**Problem to solve:** Return the data below exactly as given, except for the images.

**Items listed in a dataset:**
========================
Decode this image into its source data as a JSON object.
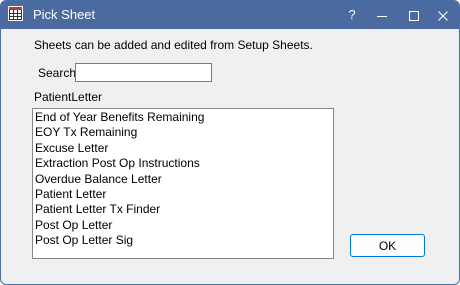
{
  "window": {
    "title": "Pick Sheet",
    "help_label": "?",
    "minimize_label": "—",
    "maximize_label": "☐",
    "close_label": "✕"
  },
  "info_text": "Sheets can be added and edited from Setup Sheets.",
  "search": {
    "label": "Search",
    "value": "",
    "placeholder": ""
  },
  "selected_label": "PatientLetter",
  "sheets": [
    "End of Year Benefits Remaining",
    "EOY Tx Remaining",
    "Excuse Letter",
    "Extraction Post Op Instructions",
    "Overdue Balance Letter",
    "Patient Letter",
    "Patient Letter Tx Finder",
    "Post Op Letter",
    "Post Op Letter Sig"
  ],
  "ok_label": "OK",
  "colors": {
    "titlebar": "#4b6aa0",
    "dialog_background": "#f0f0f0",
    "ok_border": "#0078d7"
  }
}
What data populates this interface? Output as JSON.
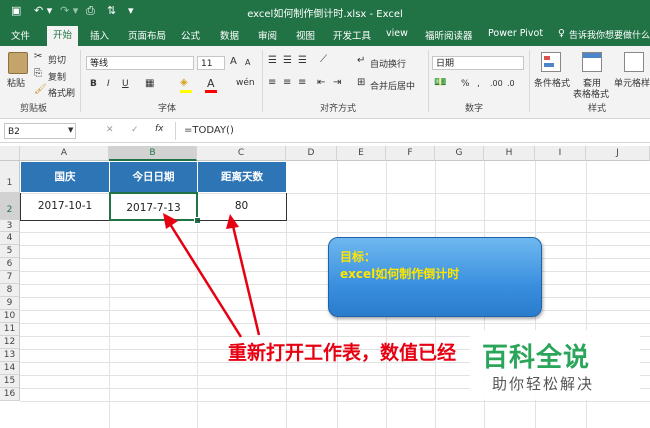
{
  "window": {
    "title": "excel如何制作倒计时.xlsx  -  Excel"
  },
  "tabs": [
    "文件",
    "开始",
    "插入",
    "页面布局",
    "公式",
    "数据",
    "审阅",
    "视图",
    "开发工具",
    "view",
    "福昕阅读器",
    "Power Pivot"
  ],
  "active_tab": "开始",
  "tell_me": "告诉我你想要做什么",
  "ribbon": {
    "clipboard": {
      "paste": "粘贴",
      "cut": "剪切",
      "copy": "复制",
      "format_painter": "格式刷",
      "group": "剪贴板"
    },
    "font": {
      "name": "等线",
      "size": "11",
      "group": "字体",
      "bold": "B",
      "italic": "I",
      "underline": "U",
      "grow": "A",
      "shrink": "A",
      "color_letter": "A"
    },
    "alignment": {
      "wrap": "自动换行",
      "merge": "合并后居中",
      "group": "对齐方式"
    },
    "number": {
      "format": "日期",
      "percent": "%",
      "comma": ",",
      "group": "数字"
    },
    "styles": {
      "cond": "条件格式",
      "table1": "套用",
      "table2": "表格格式",
      "cell": "单元格样",
      "group": "样式"
    }
  },
  "formula_bar": {
    "name_box": "B2",
    "cancel": "✕",
    "enter": "✓",
    "fx": "fx",
    "formula": "=TODAY()"
  },
  "columns": [
    "A",
    "B",
    "C",
    "D",
    "E",
    "F",
    "G",
    "H",
    "I",
    "J"
  ],
  "rows": [
    "1",
    "2",
    "3",
    "4",
    "5",
    "6",
    "7",
    "8",
    "9",
    "10",
    "11",
    "12",
    "13",
    "14",
    "15",
    "16"
  ],
  "table": {
    "headers": [
      "国庆",
      "今日日期",
      "距离天数"
    ],
    "values": [
      "2017-10-1",
      "2017-7-13",
      "80"
    ]
  },
  "callout": {
    "line1": "目标：",
    "line2": "excel如何制作倒计时"
  },
  "annotation": "重新打开工作表，数值已经",
  "watermark": {
    "main": "百科全说",
    "sub": "助你轻松解决"
  },
  "colors": {
    "excel_green": "#217346",
    "header_fill": "#2e75b6",
    "annotation_red": "#e60012"
  }
}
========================
**Reply:**
Decode this image into its source data as a JSON object.
{
  "window": {
    "title": "Pick Sheet",
    "help_label": "?",
    "minimize_label": "—",
    "maximize_label": "☐",
    "close_label": "✕"
  },
  "info_text": "Sheets can be added and edited from Setup Sheets.",
  "search": {
    "label": "Search",
    "value": "",
    "placeholder": ""
  },
  "selected_label": "PatientLetter",
  "sheets": [
    "End of Year Benefits Remaining",
    "EOY Tx Remaining",
    "Excuse Letter",
    "Extraction Post Op Instructions",
    "Overdue Balance Letter",
    "Patient Letter",
    "Patient Letter Tx Finder",
    "Post Op Letter",
    "Post Op Letter Sig"
  ],
  "ok_label": "OK",
  "colors": {
    "titlebar": "#4b6aa0",
    "dialog_background": "#f0f0f0",
    "ok_border": "#0078d7"
  }
}
What data populates this interface? Output as JSON.
{
  "window": {
    "title": "excel如何制作倒计时.xlsx  -  Excel"
  },
  "tabs": [
    "文件",
    "开始",
    "插入",
    "页面布局",
    "公式",
    "数据",
    "审阅",
    "视图",
    "开发工具",
    "view",
    "福昕阅读器",
    "Power Pivot"
  ],
  "active_tab": "开始",
  "tell_me": "告诉我你想要做什么",
  "ribbon": {
    "clipboard": {
      "paste": "粘贴",
      "cut": "剪切",
      "copy": "复制",
      "format_painter": "格式刷",
      "group": "剪贴板"
    },
    "font": {
      "name": "等线",
      "size": "11",
      "group": "字体",
      "bold": "B",
      "italic": "I",
      "underline": "U",
      "grow": "A",
      "shrink": "A",
      "color_letter": "A"
    },
    "alignment": {
      "wrap": "自动换行",
      "merge": "合并后居中",
      "group": "对齐方式"
    },
    "number": {
      "format": "日期",
      "percent": "%",
      "comma": ",",
      "group": "数字"
    },
    "styles": {
      "cond": "条件格式",
      "table1": "套用",
      "table2": "表格格式",
      "cell": "单元格样",
      "group": "样式"
    }
  },
  "formula_bar": {
    "name_box": "B2",
    "cancel": "✕",
    "enter": "✓",
    "fx": "fx",
    "formula": "=TODAY()"
  },
  "columns": [
    "A",
    "B",
    "C",
    "D",
    "E",
    "F",
    "G",
    "H",
    "I",
    "J"
  ],
  "rows": [
    "1",
    "2",
    "3",
    "4",
    "5",
    "6",
    "7",
    "8",
    "9",
    "10",
    "11",
    "12",
    "13",
    "14",
    "15",
    "16"
  ],
  "table": {
    "headers": [
      "国庆",
      "今日日期",
      "距离天数"
    ],
    "values": [
      "2017-10-1",
      "2017-7-13",
      "80"
    ]
  },
  "callout": {
    "line1": "目标：",
    "line2": "excel如何制作倒计时"
  },
  "annotation": "重新打开工作表，数值已经",
  "watermark": {
    "main": "百科全说",
    "sub": "助你轻松解决"
  },
  "colors": {
    "excel_green": "#217346",
    "header_fill": "#2e75b6",
    "annotation_red": "#e60012"
  }
}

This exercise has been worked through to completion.